The strange thing is these two halves of the plot could have fit together more than they did; because King James hated witches and Catholics in equal measure, Catholicism itself became associated with witchcraft so it would have made sense for Frances to also be a secret Catholic. Instead she grows to care about the Catholic plot because all the men involved tell her she should care and she thinks, ‘fair enough, yeah okay’ and I just didn’t believe her.
Worse still, I kind of lost a little respect for her? Don’t get me wrong the woman suffers a harrowing ordeal and she has just as much of a reason to hate the king as everyone else he’s wronged, but it didn’t take much to win her over to the Catholics’ side and I’d’ve preferred the novel if she’d already been on their side to begin with. Instead we have a novel about the Gunpowder Plot where we never actually see its organisers organising it, and it seems a shame we were left out of that side of things.
Frances’s romance with one of the conspirators also could have been fleshed out more. They seemed to fall in love incredibly quickly, and whenever they declared their love for one another all I could think was, ‘why, though?’ because for the majority of the novel Frances has no idea what he’s up to. It’s difficult to decipher how much they actually knew each other at all.
(I also wasn’t a fan of the sex scene – why so many historical fiction sex scenes completely forego foreplay and include lines about ‘pain giving way to pleasure’ I’ll never know.)
I do really appreciate that Borman included Anne of Denmark, James’s wife, a lot in this novel, as I feel she’s someone who’s often forgotten and I’d love to know more about her. I can’t imagine it was easy being married to a man like James VI, especially as he was rumoured to prefer the company of men and often flaunted his favourites in front of the queen. The Anne Borman wrote was incredibly dignified, and I always looked forward to scenes she was in.
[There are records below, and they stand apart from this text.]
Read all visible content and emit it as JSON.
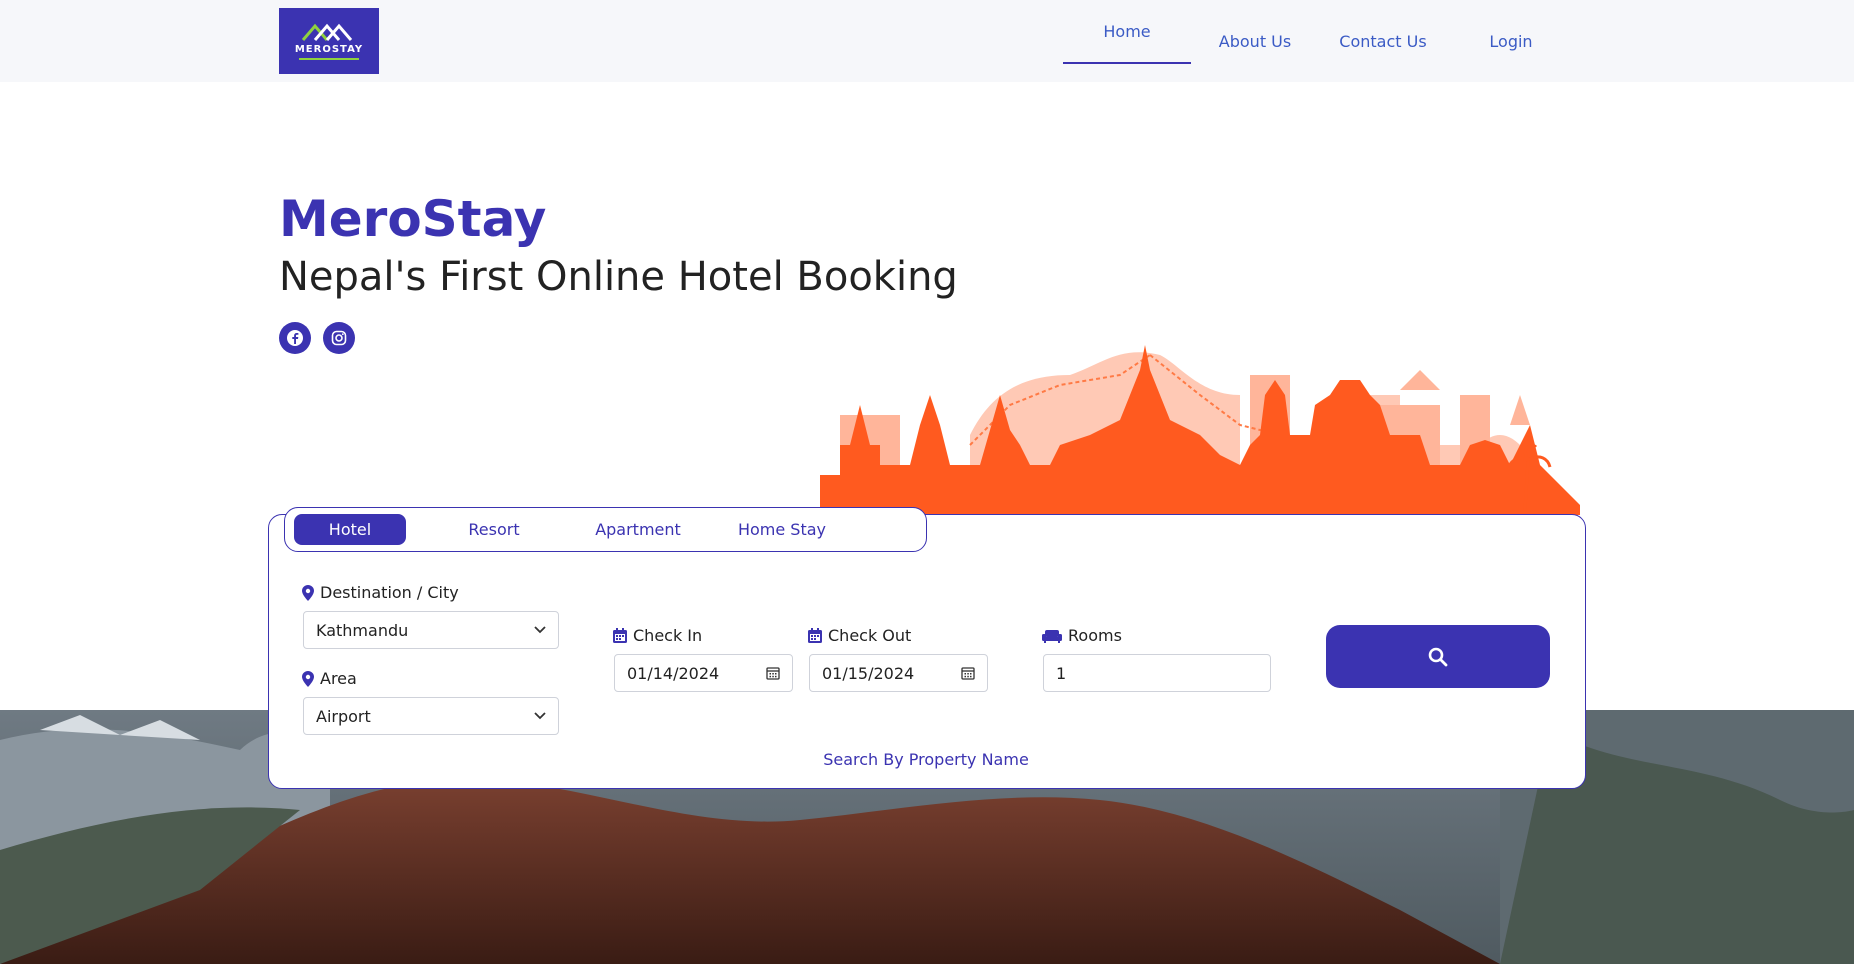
{
  "header": {
    "logo_text": "MEROSTAY",
    "nav": {
      "home": "Home",
      "about": "About Us",
      "contact": "Contact Us",
      "login": "Login"
    }
  },
  "hero": {
    "brand": "MeroStay",
    "tagline": "Nepal's First Online Hotel Booking"
  },
  "booking": {
    "tabs": {
      "hotel": "Hotel",
      "resort": "Resort",
      "apartment": "Apartment",
      "homestay": "Home Stay"
    },
    "destination_label": "Destination / City",
    "destination_value": "Kathmandu",
    "area_label": "Area",
    "area_value": "Airport",
    "checkin_label": "Check In",
    "checkin_value": "01/14/2024",
    "checkout_label": "Check Out",
    "checkout_value": "01/15/2024",
    "rooms_label": "Rooms",
    "rooms_value": "1",
    "search_by_name": "Search By Property Name"
  },
  "colors": {
    "brand": "#3b33b1",
    "skyline": "#ff5a1f",
    "skyline_light": "#ffb59a",
    "header_bg": "#f6f7fa"
  },
  "icons": [
    "facebook-icon",
    "instagram-icon",
    "map-pin-icon",
    "calendar-icon",
    "sofa-icon",
    "search-icon",
    "chevron-down-icon"
  ]
}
My only other thought, upon finishing this novel, is that I can’t help wondering if historians are letting women from history down when all they write about is the royal court. Considering the majority of women accused of witchcraft in the 16th and 17th centuries were ordinary, working class women, I can’t deny that it’s frustrating to see yet another witch novel set at the royal court. Frances was able to escape the fate of many accused witches thanks to her connections at court, but what about all the ordinary women who had no such benefactor?
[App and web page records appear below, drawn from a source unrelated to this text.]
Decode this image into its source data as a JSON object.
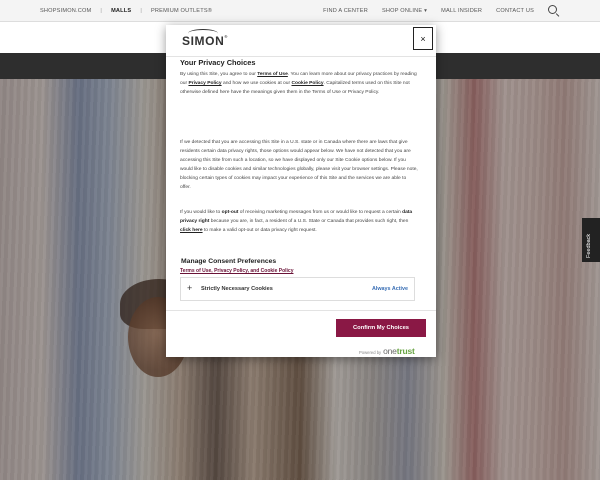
{
  "topbar": {
    "left": [
      "SHOPSIMON.COM",
      "MALLS",
      "PREMIUM OUTLETS®"
    ],
    "right": [
      "FIND A CENTER",
      "SHOP ONLINE",
      "MALL INSIDER",
      "CONTACT US"
    ]
  },
  "feedback": "Feedback",
  "modal": {
    "logo": "SIMON",
    "close": "×",
    "title": "Your Privacy Choices",
    "p1": {
      "a": "By using this Site, you agree to our ",
      "terms": "Terms of Use",
      "b": ". You can learn more about our privacy practices by reading our ",
      "privacy": "Privacy Policy",
      "c": " and how we use cookies at our ",
      "cookie": "Cookie Policy",
      "d": ". Capitalized terms used on this Site not otherwise defined here have the meanings given them in the Terms of Use or Privacy Policy."
    },
    "p2": "If we detected that you are accessing this Site in a U.S. state or in Canada where there are laws that give residents certain data privacy rights, those options would appear below. We have not detected that you are accessing this Site from such a location, so we have displayed only our Site Cookie options below. If you would like to disable cookies and similar technologies globally, please visit your browser settings. Please note, blocking certain types of cookies may impact your experience of this Site and the services we are able to offer.",
    "p3": {
      "a": "If you would like to ",
      "optout": "opt-out",
      "b": " of receiving marketing messages from us or would like to request a certain ",
      "right": "data privacy right",
      "c": " because you are, in fact, a resident of a U.S. State or Canada that provides such right, then ",
      "here": "click here",
      "d": " to make a valid opt-out or data privacy right request."
    },
    "link": "Terms of Use, Privacy Policy, and Cookie Policy",
    "consent_heading": "Manage Consent Preferences",
    "accordion": {
      "label": "Strictly Necessary Cookies",
      "status": "Always Active"
    },
    "confirm": "Confirm My Choices",
    "powered_by": "Powered by",
    "brand_a": "one",
    "brand_b": "trust"
  },
  "colors": {
    "accent": "#8a1845",
    "always_active": "#3a6fb5",
    "onetrust_green": "#68a444"
  }
}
Of course a lot of historians specialise in royal history, in fact both Borman and Lucy Worsley are Joint Chief Curators of Historic Royal Palaces, but the historians who turn their hand to historical fiction are also the writers who have the means for researching the ordinary people from history at their disposal.
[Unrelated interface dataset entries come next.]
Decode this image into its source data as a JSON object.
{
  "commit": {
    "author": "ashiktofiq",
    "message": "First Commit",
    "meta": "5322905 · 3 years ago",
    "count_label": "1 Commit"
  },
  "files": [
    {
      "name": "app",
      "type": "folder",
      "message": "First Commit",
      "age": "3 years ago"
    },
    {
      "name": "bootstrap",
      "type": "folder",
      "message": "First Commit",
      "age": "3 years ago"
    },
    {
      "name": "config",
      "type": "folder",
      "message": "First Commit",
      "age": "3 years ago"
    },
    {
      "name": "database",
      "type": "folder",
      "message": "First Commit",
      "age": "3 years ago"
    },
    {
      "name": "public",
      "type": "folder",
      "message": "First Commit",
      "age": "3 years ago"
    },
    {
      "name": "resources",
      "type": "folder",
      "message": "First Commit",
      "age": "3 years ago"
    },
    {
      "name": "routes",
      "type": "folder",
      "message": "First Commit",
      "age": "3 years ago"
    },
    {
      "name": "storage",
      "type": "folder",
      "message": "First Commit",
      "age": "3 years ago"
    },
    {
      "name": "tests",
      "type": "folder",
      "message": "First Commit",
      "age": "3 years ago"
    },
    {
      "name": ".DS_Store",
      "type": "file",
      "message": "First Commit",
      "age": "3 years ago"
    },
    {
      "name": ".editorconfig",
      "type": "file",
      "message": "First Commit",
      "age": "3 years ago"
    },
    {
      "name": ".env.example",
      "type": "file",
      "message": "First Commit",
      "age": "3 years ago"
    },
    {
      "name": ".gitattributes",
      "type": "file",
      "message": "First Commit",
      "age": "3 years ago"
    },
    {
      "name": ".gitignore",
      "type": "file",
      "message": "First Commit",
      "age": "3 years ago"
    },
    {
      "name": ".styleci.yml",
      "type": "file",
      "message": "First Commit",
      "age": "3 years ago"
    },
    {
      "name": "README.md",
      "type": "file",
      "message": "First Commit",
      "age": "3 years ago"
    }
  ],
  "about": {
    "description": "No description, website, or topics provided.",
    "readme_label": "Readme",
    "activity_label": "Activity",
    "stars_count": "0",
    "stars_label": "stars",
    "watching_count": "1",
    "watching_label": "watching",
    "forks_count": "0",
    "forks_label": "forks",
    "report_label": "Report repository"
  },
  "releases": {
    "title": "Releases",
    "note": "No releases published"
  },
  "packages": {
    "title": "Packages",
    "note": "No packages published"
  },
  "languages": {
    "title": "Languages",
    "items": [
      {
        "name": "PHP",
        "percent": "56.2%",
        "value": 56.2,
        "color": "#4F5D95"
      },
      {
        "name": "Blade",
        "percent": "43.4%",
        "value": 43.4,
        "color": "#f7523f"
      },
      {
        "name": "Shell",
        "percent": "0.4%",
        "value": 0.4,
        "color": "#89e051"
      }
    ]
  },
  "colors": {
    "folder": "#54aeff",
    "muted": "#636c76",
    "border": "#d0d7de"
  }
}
All that aside (I feel like I’m being very mean, and I actually like Tracy Borman a lot – I’ve seen her speak a couple of times and she’s incredibly knowledgable and genuinely lovely!) while it is clear this is Borman’s debut novel, she certainly has the potential to get better and better. I won’t be picking up the next book in this trilogy, sadly I don’t care enough about Frances to find out what happens to her next, but I’d be interested in seeing what else Borman may write in future.